Adolph L. Labonté, F.M.S., a Marist missioner for 27 years, died
May 19, 2001 at Calvary Hospital in the Bronx. He was 75.
Labonté served in Sarawak, China, and Papua New Guinea, from
1961 to 1986. In 1988 he joined the Marists in Liberia, but returned
to the United States in 1990 because of poor health.
that time, he was assigned to the Marist Brothers' Retreat House in
Esopus where he did cooking for the retreats and property maintenance.
was stationed at Mount St. Michael Academy in the Bronx from 1954 to
1961 and 1986 to 1988.
in Tulsa, Oklahoma, he moved with his family to Manchester, New Hampshire.
He entered the Marist Brothers in 1940 in Tyngsboro, Massachusetts,
and completed the novitiate in Poughkeepsie, making first vows five
years later and final vows in 1950. He graduated from Marist College
funeral Mass was offered May 22 at Mount St. Michael Academy. Burial
was in the Marist Brothers' cemetery in Esopus.
article appeared in the Catholic New York 24 May 2001
portions of the eulogy given by Brother Thomas Simmons)
Adolphe Leo (44) earned his degree from Marian College in 1948.
He cooked for a year before going to teach in Lowell. Then he taught
in Lawrence for four years before moving to the Mount to be a prefect
for boarding students. Adolphe loved small children the most. He kept
a close eye out for the young ones who rarely received family visits.

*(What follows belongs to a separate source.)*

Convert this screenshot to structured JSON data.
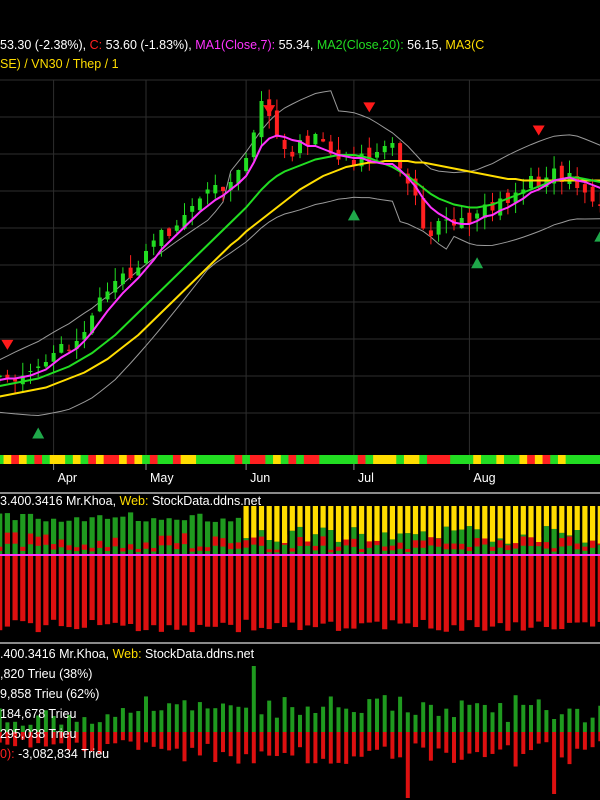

He would take them to the movies or to the Bronx Zoo.
years after his novitiate the Lord and Champagnat called Adolphe to
the foreign missions. For 30 years he labored happily as a missionary.
Adolphe answered Yes to anything asked of him, even before
the entire question had been completed. I trusted my superiors
about anything they thought I could handle, and I went to work. I would
do it again. Adolphe worked in classrooms that were no more than
mud-floor huts. He sloshed through many monsoon seasons. Malaria laid
his body low, but not his spirit and dedication. They say he was forever
smiling, and his students were noted as always being happy. Adolphe
worked in exotic places, like Ipoh, Malaysia; Sibu, Sirawak; Papua,
New Guinea; Borneo; and back to Sibu, Sarawak, where he was the schools
principal and the director of his community. He was also with the American
missionaries in Liberia several times.
his return to the States Adolphe took up residence in Esopus. He was
the man for all seasons during his twelve-year stint of duty there.
His love for work for the good of his congregation knew no limits. Work
was always for the good of tomorrow and for those who would follow.
Adolphe gave work dignity. Whatever needed to be done, whatever it takes
to get the job done, lets do it right now was his attitude.
say applesauce pancakes would bring to some folks instant
smiles and a recognition of Adolphe. Adolphe created this recipe. Lets
put some meat on these kids, he would say. Lets give
the retreatants and their staff a hearty breakfast. Applesauce is cheap
enough. Thats Adolphes thinking about the well-being
of his kids even high school and college kids. Should a former
retreatant return, he would want to know if Adolphe still made those
it came time to look at his mortality, Adolphe would simply say, Just
put me there in Esopus West. I want to be with my friends. Adolphes
battle with cancer started about 18 months ago. Through his numerous
trips to Albany and his many surgeries, Adolphe kept his cool while
instantaneously agreeing with whatever his doctors thought best for
him. His only lament was the loss of time away from his lawn-mowing
tractor or from his chance to work in the kitchen and be near his kids.
When he was told that his cancer had the upper hand, his immediate response
was, I have lived my life as a Marist Brother as best I could.
I have absolutely no regrets and I am ready for Esopus West as God bids.
My number has been called, as I have always known it would be. And so
Adolphe was told that Brother Provincial thought it best for him to
move to the Mount and then to Calvary Hospital, he once again answered
Yes before the provincials thought was fully expressed.
Not once did Adolphe complain about his condition or about the care
he received along his journey. Adolphe was in the hospital at Calvary
for fifteen days before continuing his journey beyond time on May 19th,
a Saturday, Marys day.
BERNIE (Bernard Aloysius) GARRETT (44): I read with sadness of
the death of Brother Adolph Leo in the last issue. We were in the same
group of 44; there are not many of that group still alive. Had
I known of Adolphs death earlier I would have attended the Mass
and the interment. Keep up the good work and keep the publication coming.